## Exercise
Which lines in the data below contain the word "title"? Copy each of them.

## Input data
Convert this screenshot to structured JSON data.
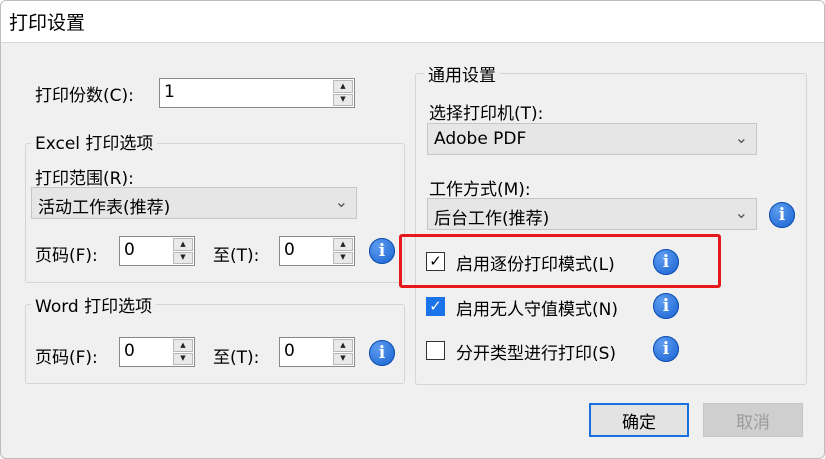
{
  "window": {
    "title": "打印设置"
  },
  "copies": {
    "label": "打印份数(C):",
    "value": "1"
  },
  "excel_group": {
    "title": "Excel 打印选项",
    "range_label": "打印范围(R):",
    "range_value": "活动工作表(推荐)",
    "pages_label": "页码(F):",
    "from_value": "0",
    "to_label": "至(T):",
    "to_value": "0"
  },
  "word_group": {
    "title": "Word 打印选项",
    "pages_label": "页码(F):",
    "from_value": "0",
    "to_label": "至(T):",
    "to_value": "0"
  },
  "general_group": {
    "title": "通用设置",
    "printer_label": "选择打印机(T):",
    "printer_value": "Adobe PDF",
    "mode_label": "工作方式(M):",
    "mode_value": "后台工作(推荐)"
  },
  "options": [
    {
      "label": "启用逐份打印模式(L)",
      "checked": true
    },
    {
      "label": "启用无人守值模式(N)",
      "checked": true
    },
    {
      "label": "分开类型进行打印(S)",
      "checked": false
    }
  ],
  "buttons": {
    "ok": "确定",
    "cancel": "取消"
  },
  "icons": {
    "info": "info-icon",
    "check": "✓",
    "up": "▲",
    "down": "▼",
    "chevron": "⌄"
  },
  "colors": {
    "highlight": "#e8171b",
    "info": "#1560cf",
    "primary_border": "#1a6fe0",
    "checkbox_blue": "#1a73e8"
  }
}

## Answer box
    "title": "打印设置"
    "title": "Excel 打印选项",
    "title": "Word 打印选项",
    "title": "通用设置",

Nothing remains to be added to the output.